Write out all records as given; omit images.

┌──

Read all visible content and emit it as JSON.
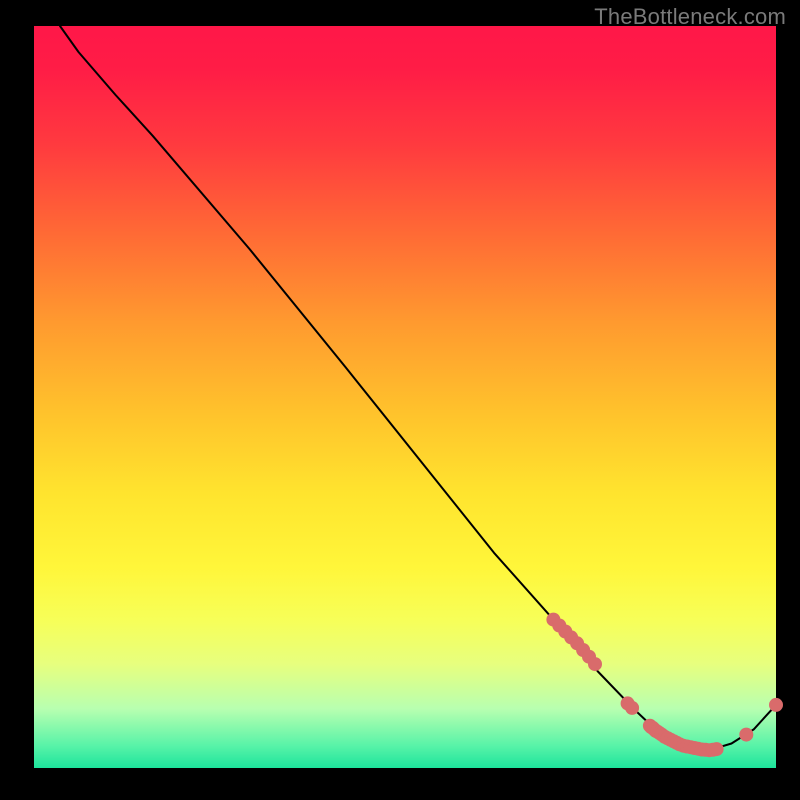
{
  "watermark": "TheBottleneck.com",
  "chart_data": {
    "type": "line",
    "title": "",
    "xlabel": "",
    "ylabel": "",
    "xlim": [
      0,
      100
    ],
    "ylim": [
      0,
      100
    ],
    "curve": [
      {
        "x": 3.5,
        "y": 100
      },
      {
        "x": 6,
        "y": 96.5
      },
      {
        "x": 11,
        "y": 90.7
      },
      {
        "x": 16,
        "y": 85.2
      },
      {
        "x": 29,
        "y": 70
      },
      {
        "x": 42,
        "y": 54
      },
      {
        "x": 54,
        "y": 39
      },
      {
        "x": 62,
        "y": 29
      },
      {
        "x": 70,
        "y": 20
      },
      {
        "x": 76,
        "y": 13
      },
      {
        "x": 81,
        "y": 7.8
      },
      {
        "x": 84.5,
        "y": 4.5
      },
      {
        "x": 88,
        "y": 2.8
      },
      {
        "x": 91,
        "y": 2.4
      },
      {
        "x": 94,
        "y": 3.3
      },
      {
        "x": 97,
        "y": 5.2
      },
      {
        "x": 100,
        "y": 8.5
      }
    ],
    "markers_pink": [
      {
        "x": 70.0,
        "y": 20.0
      },
      {
        "x": 70.8,
        "y": 19.2
      },
      {
        "x": 71.6,
        "y": 18.4
      },
      {
        "x": 72.4,
        "y": 17.6
      },
      {
        "x": 73.2,
        "y": 16.8
      },
      {
        "x": 74.0,
        "y": 15.9
      },
      {
        "x": 74.8,
        "y": 15.0
      },
      {
        "x": 75.6,
        "y": 14.0
      },
      {
        "x": 80.0,
        "y": 8.7
      },
      {
        "x": 80.6,
        "y": 8.1
      },
      {
        "x": 83.0,
        "y": 5.7
      },
      {
        "x": 83.2,
        "y": 5.5
      },
      {
        "x": 83.4,
        "y": 5.4
      },
      {
        "x": 83.6,
        "y": 5.2
      },
      {
        "x": 83.8,
        "y": 5.0
      },
      {
        "x": 84.0,
        "y": 4.9
      },
      {
        "x": 84.3,
        "y": 4.7
      },
      {
        "x": 84.6,
        "y": 4.5
      },
      {
        "x": 85.0,
        "y": 4.2
      },
      {
        "x": 85.4,
        "y": 4.0
      },
      {
        "x": 85.8,
        "y": 3.8
      },
      {
        "x": 86.2,
        "y": 3.6
      },
      {
        "x": 86.6,
        "y": 3.4
      },
      {
        "x": 87.0,
        "y": 3.2
      },
      {
        "x": 87.5,
        "y": 3.0
      },
      {
        "x": 88.0,
        "y": 2.9
      },
      {
        "x": 88.5,
        "y": 2.8
      },
      {
        "x": 89.0,
        "y": 2.7
      },
      {
        "x": 89.5,
        "y": 2.6
      },
      {
        "x": 90.0,
        "y": 2.5
      },
      {
        "x": 90.5,
        "y": 2.45
      },
      {
        "x": 91.0,
        "y": 2.4
      },
      {
        "x": 91.5,
        "y": 2.45
      },
      {
        "x": 92.0,
        "y": 2.55
      },
      {
        "x": 96.0,
        "y": 4.5
      },
      {
        "x": 100.0,
        "y": 8.5
      }
    ]
  }
}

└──

**Solution below:**
Read all visible content and emit it as JSON.
{
  "watermark": "TheBottleneck.com",
  "chart_data": {
    "type": "line",
    "title": "",
    "xlabel": "",
    "ylabel": "",
    "xlim": [
      0,
      100
    ],
    "ylim": [
      0,
      100
    ],
    "curve": [
      {
        "x": 3.5,
        "y": 100
      },
      {
        "x": 6,
        "y": 96.5
      },
      {
        "x": 11,
        "y": 90.7
      },
      {
        "x": 16,
        "y": 85.2
      },
      {
        "x": 29,
        "y": 70
      },
      {
        "x": 42,
        "y": 54
      },
      {
        "x": 54,
        "y": 39
      },
      {
        "x": 62,
        "y": 29
      },
      {
        "x": 70,
        "y": 20
      },
      {
        "x": 76,
        "y": 13
      },
      {
        "x": 81,
        "y": 7.8
      },
      {
        "x": 84.5,
        "y": 4.5
      },
      {
        "x": 88,
        "y": 2.8
      },
      {
        "x": 91,
        "y": 2.4
      },
      {
        "x": 94,
        "y": 3.3
      },
      {
        "x": 97,
        "y": 5.2
      },
      {
        "x": 100,
        "y": 8.5
      }
    ],
    "markers_pink": [
      {
        "x": 70.0,
        "y": 20.0
      },
      {
        "x": 70.8,
        "y": 19.2
      },
      {
        "x": 71.6,
        "y": 18.4
      },
      {
        "x": 72.4,
        "y": 17.6
      },
      {
        "x": 73.2,
        "y": 16.8
      },
      {
        "x": 74.0,
        "y": 15.9
      },
      {
        "x": 74.8,
        "y": 15.0
      },
      {
        "x": 75.6,
        "y": 14.0
      },
      {
        "x": 80.0,
        "y": 8.7
      },
      {
        "x": 80.6,
        "y": 8.1
      },
      {
        "x": 83.0,
        "y": 5.7
      },
      {
        "x": 83.2,
        "y": 5.5
      },
      {
        "x": 83.4,
        "y": 5.4
      },
      {
        "x": 83.6,
        "y": 5.2
      },
      {
        "x": 83.8,
        "y": 5.0
      },
      {
        "x": 84.0,
        "y": 4.9
      },
      {
        "x": 84.3,
        "y": 4.7
      },
      {
        "x": 84.6,
        "y": 4.5
      },
      {
        "x": 85.0,
        "y": 4.2
      },
      {
        "x": 85.4,
        "y": 4.0
      },
      {
        "x": 85.8,
        "y": 3.8
      },
      {
        "x": 86.2,
        "y": 3.6
      },
      {
        "x": 86.6,
        "y": 3.4
      },
      {
        "x": 87.0,
        "y": 3.2
      },
      {
        "x": 87.5,
        "y": 3.0
      },
      {
        "x": 88.0,
        "y": 2.9
      },
      {
        "x": 88.5,
        "y": 2.8
      },
      {
        "x": 89.0,
        "y": 2.7
      },
      {
        "x": 89.5,
        "y": 2.6
      },
      {
        "x": 90.0,
        "y": 2.5
      },
      {
        "x": 90.5,
        "y": 2.45
      },
      {
        "x": 91.0,
        "y": 2.4
      },
      {
        "x": 91.5,
        "y": 2.45
      },
      {
        "x": 92.0,
        "y": 2.55
      },
      {
        "x": 96.0,
        "y": 4.5
      },
      {
        "x": 100.0,
        "y": 8.5
      }
    ]
  }
}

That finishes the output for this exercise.